Every once in a while, advertising is amazing. World champion sand sculptor JOOheng Tan was recently asked by ad agency Lowe in Singapore to help create these impressive backdrops for an OMO washing detergent ad campaign. In an age when something like this could have been created digitally, they asked Tan to physically build three 18-ton sand sculptures to be used as backdrops in ads encouraging kids to get dirty. I recommend clicking through to see the pieces above in full size as the details are somewhat lost when scaled down. Also, the video is pretty phenomenal as it shows the creation and behind-the-scenes execution of each photoshoot. Superb art direction by Karen Vermeulen. (via ads of the world)
Artist Guy Laramee (previously) has recently completed a number of new sculptural works where he transforms thick tomes into incredible topographical features including mountains, caves, volcanoes, and even water. Many of the works are part of a new project titled Guan Yin, a series of work dedicated to the forces that enable individuals to endure grief and pain, or in his words “the mysterious forces thanks to which we can traverse ordeals.” If you happen to be near Quebec, a number of Laramee’s works are currently on view at Expression gallery in Saint-Hyacinthe through August 12.

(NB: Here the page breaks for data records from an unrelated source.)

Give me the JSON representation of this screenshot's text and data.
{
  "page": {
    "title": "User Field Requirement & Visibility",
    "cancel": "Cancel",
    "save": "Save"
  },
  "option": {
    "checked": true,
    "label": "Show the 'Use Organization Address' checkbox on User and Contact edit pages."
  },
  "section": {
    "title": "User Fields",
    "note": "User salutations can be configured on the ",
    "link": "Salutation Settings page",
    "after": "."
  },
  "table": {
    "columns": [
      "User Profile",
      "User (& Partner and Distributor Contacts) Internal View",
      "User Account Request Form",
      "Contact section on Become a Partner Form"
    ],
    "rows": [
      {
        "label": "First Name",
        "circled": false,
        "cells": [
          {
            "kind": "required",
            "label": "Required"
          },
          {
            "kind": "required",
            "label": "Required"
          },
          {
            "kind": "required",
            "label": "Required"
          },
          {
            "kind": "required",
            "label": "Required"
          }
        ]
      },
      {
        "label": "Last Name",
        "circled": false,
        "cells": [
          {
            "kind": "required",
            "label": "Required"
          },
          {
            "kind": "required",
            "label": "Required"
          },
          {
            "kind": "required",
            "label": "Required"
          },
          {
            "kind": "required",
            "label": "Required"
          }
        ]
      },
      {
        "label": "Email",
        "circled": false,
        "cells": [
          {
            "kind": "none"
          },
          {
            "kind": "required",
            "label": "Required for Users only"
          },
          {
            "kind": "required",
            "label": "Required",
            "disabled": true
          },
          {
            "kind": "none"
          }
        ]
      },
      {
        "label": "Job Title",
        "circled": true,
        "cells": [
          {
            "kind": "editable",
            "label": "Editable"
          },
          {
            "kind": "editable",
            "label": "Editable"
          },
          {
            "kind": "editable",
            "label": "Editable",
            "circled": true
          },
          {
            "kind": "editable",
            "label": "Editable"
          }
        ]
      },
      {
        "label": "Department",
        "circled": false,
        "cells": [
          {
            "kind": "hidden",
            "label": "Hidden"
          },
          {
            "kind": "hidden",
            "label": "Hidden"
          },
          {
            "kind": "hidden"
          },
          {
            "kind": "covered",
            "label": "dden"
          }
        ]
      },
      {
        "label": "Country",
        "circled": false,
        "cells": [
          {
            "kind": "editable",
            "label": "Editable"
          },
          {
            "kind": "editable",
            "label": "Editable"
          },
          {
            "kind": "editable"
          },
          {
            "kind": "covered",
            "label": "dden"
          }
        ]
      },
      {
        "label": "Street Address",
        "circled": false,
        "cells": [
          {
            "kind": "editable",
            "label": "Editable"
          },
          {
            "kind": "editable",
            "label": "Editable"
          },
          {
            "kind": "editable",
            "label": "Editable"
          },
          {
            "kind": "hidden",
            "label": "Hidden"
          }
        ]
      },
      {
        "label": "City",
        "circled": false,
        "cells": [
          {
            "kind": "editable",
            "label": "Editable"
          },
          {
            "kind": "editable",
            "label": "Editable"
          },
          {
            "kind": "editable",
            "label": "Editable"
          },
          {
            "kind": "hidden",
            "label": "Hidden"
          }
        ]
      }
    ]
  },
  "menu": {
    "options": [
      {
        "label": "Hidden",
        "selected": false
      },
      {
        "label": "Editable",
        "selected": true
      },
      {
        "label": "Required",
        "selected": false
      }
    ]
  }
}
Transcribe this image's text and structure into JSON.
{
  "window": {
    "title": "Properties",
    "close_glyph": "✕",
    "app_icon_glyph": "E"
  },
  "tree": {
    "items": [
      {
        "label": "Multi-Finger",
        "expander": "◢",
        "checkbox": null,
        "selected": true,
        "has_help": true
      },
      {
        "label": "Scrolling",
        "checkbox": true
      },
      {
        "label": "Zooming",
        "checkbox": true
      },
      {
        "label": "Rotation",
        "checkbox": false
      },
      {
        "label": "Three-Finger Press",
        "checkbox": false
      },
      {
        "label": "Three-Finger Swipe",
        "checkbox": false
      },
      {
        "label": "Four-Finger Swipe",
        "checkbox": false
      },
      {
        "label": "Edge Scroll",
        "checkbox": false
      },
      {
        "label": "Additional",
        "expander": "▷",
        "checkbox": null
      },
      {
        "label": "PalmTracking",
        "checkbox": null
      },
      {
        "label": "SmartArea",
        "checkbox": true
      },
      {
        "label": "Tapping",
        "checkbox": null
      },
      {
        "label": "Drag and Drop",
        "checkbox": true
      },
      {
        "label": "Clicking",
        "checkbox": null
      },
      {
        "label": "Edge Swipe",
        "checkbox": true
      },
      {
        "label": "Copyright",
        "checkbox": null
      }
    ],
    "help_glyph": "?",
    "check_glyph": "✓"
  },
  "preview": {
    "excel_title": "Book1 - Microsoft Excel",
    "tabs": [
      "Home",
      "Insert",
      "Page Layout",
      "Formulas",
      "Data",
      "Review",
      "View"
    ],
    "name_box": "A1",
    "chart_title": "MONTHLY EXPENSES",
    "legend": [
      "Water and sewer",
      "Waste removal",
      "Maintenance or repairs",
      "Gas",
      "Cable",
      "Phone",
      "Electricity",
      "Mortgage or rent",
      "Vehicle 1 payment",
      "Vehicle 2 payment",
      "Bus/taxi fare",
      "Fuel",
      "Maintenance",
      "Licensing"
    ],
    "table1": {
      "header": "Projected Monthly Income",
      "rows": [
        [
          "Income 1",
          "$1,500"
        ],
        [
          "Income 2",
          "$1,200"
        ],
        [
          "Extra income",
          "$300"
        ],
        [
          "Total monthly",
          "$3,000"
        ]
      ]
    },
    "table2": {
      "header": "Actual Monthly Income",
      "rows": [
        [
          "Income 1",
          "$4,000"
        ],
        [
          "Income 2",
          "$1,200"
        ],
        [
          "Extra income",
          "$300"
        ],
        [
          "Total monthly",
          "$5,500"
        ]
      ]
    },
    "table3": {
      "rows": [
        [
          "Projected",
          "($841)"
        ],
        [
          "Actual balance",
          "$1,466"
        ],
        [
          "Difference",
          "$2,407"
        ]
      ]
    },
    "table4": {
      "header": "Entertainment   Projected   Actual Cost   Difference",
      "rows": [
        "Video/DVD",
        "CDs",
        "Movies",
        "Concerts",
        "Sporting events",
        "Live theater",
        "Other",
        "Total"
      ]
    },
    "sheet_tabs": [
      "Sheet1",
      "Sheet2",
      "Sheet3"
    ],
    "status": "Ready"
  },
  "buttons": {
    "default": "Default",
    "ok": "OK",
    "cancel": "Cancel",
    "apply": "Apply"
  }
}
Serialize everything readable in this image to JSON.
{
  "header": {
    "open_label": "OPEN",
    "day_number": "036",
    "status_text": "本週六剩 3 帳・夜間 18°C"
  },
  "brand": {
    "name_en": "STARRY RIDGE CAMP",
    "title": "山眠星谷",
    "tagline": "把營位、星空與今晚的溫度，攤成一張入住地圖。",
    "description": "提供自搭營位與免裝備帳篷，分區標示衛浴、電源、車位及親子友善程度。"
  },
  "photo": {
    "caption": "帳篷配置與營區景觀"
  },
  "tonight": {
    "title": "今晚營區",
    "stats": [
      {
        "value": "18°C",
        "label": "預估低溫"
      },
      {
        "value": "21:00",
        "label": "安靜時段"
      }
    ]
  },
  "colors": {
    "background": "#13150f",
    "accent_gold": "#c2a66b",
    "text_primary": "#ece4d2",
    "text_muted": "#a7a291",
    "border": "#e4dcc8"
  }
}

Lisbon-born sculptor David Oliveira creates delicate figurative sculptures using wire that’s formed to look like manically drawn ink sketches on top of photographs. Some pieces are even hung by invisible filament creating the illusion of hovering in place. See much more of his work on his website and Facebook. If you like these also check out the work of Gavin Worth. (via my modern met)
As a kid, the summertime tragedy of dropping newly scooped ice cream on the sweltering hot ground is comparable to few other horrors, except maybe this sculpture by the Glue Society. The melting ice cream truck is a sculpture titled Hot With The Chance of Late Storm that was unveiled at the 2006 Sculpture by the Sea in Sydney. Quick, somebody get a giant spoon. (via ian brooks)
I never tire of seeing what Minneapolis designer Brock Davis decides to do with his food. From his famous broccoli house to his gummy bear skin rug and the fantastic rice krispyhenge, he never seems to run out of ingenious ideas. The destiny of the three cucumbers sitting in my kitchen has just changed dramatically.